The internship payment, even if it is paid overseas, has a domestic source of income and therefore is subject to Japanese tax law. The online freelancing however, is a foreign source and therefore is not subject to Japanese taxes.
Do note that non-residents are subject to a witholding tax (源泉徴収) of twice the amount of residents. Technically these are just pre-reductions for which partial refunds can be applied for (depending on the prevailing bilateral tax treaty) but most non-residents do not due to the hassle of doing so.
Non-permanent residents are taxed on all income whose source is from within Japan and overseas income which is paid to or remitted to Japan. Income from overseas sources not remitted into Japan is not subject to Japanese tax law.
Example: Foreigner B has been working in Japan for 2 years for a Japanese company. This is their first period of residence in Japan. As a side job they also own stocks in foreign companies, whose dividends are paid into their foreign bank account. Foreigner B remits half of these earnings into their Japanese bank account.
Of the above, the items subject to Japanese tax law are:
- Their salary from their company
- The amount of the dividends remitted into Japan.
The amount of dividends not remitted into Japan is not subject to Japanese tax law.
Permanent residents are taxed on all income, no matter the source, payment location and remittance status.
Example: Foreigner B above continues staying in Japan for more than 5 years. His main job continues while he still earns dividends from overseas stock holdings. He still remits half of these earnings into Japan.
What’s different now is that even the dividend earnings left overseas need to be declared for Japanese tax purposes.
Where to declare
As a side note, the declarations above should be done during the tax-declaration period (確定申告) around March each year.
What about the global tax for permanent residents?
Do not confuse tax terms with immigration terms. There is a lot of confusion in this because of how the same words are used in different contexts with very different implications.
In this case in particular, do note that the tax “permanent residency” is entirely different from the immigration “permanent residency”. As stated above, for tax purposes, all you need is a current address in Japan and have lived for 5 years out of the past 10 years within Japan. Whether you have a permanent resident visa is irrelevant.

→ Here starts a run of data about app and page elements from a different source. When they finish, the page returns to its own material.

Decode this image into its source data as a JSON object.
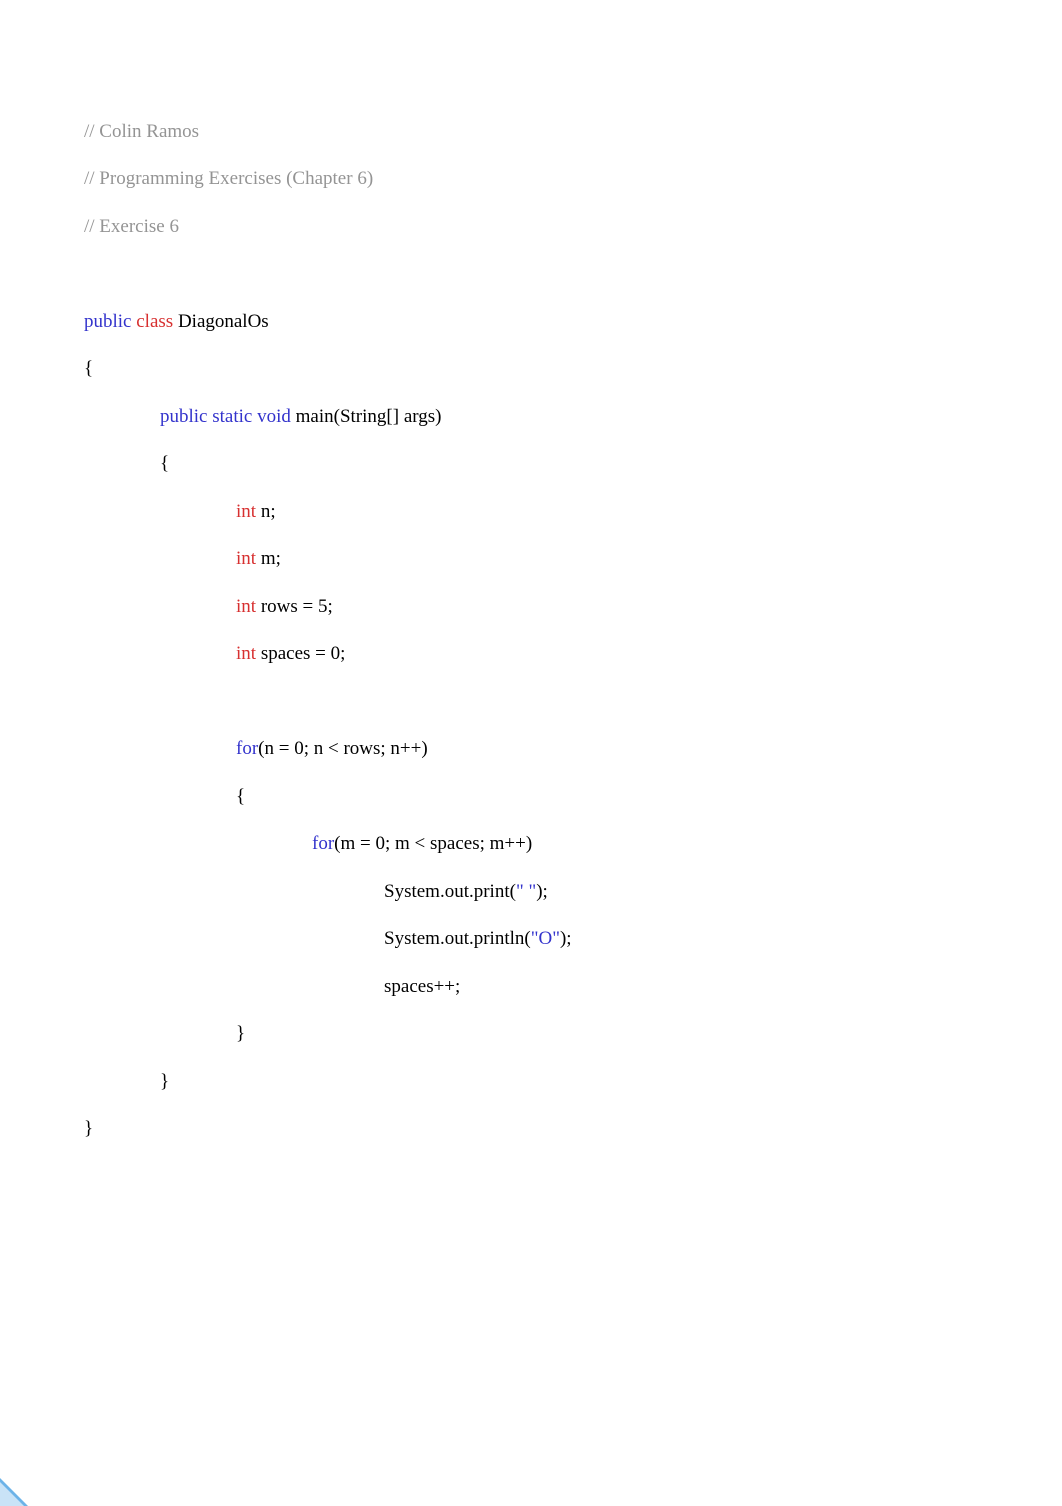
{
  "comments": {
    "line1": "// Colin Ramos",
    "line2": "// Programming Exercises (Chapter 6)",
    "line3": "// Exercise 6"
  },
  "classDecl": {
    "kw_public": "public",
    "kw_class": "class",
    "name": "DiagonalOs"
  },
  "mainDecl": {
    "kw_public": "public",
    "kw_static": "static",
    "kw_void": "void",
    "signature": "main(String[] args)"
  },
  "decls": {
    "int": "int",
    "n": "n;",
    "m": "m;",
    "rows": "rows = 5;",
    "spaces": "spaces = 0;"
  },
  "forOuter": {
    "kw_for": "for",
    "cond": "(n = 0; n < rows; n++)"
  },
  "forInner": {
    "kw_for": "for",
    "cond": "(m = 0; m < spaces; m++)"
  },
  "stmts": {
    "print_pre": "System.out.print(",
    "print_str": "\" \"",
    "print_post": ");",
    "println_pre": "System.out.println(",
    "println_str": "\"O\"",
    "println_post": ");",
    "inc": "spaces++;"
  },
  "braces": {
    "open": "{",
    "close": "}"
  }
}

In the same way, just because you have the Japanese permanent residency visa does not mean you get automatically taxed on your global income. You’d need to fulfil the conditions for the tax permanent residency to be subject to this.
One common example is if a foreigner receives a permanent residency but chooses to move back home. They therefore remove their residence registration (住民票) but still hold on to the permanent residency which allows them to come back to Japan one day. By removing their residence registration, they lose tax permanent residency but not the immigration issued visa.
This also applies to Japanese citizens living overseas by the way. And as you can see this is not the “global tax” on American citizens where even overseas residence does not spare you from the American taxman.
Hope that clarifies things!
I do hope that the above clarifies some things which confused me too. But my own suggest is that if there’s any confusion, it may be worth it for you to hire a qualified tax accountant to clarify if not handle things for you. Underdeclaring taxes is an offence after all and can lead to deportation so be aware and be careful!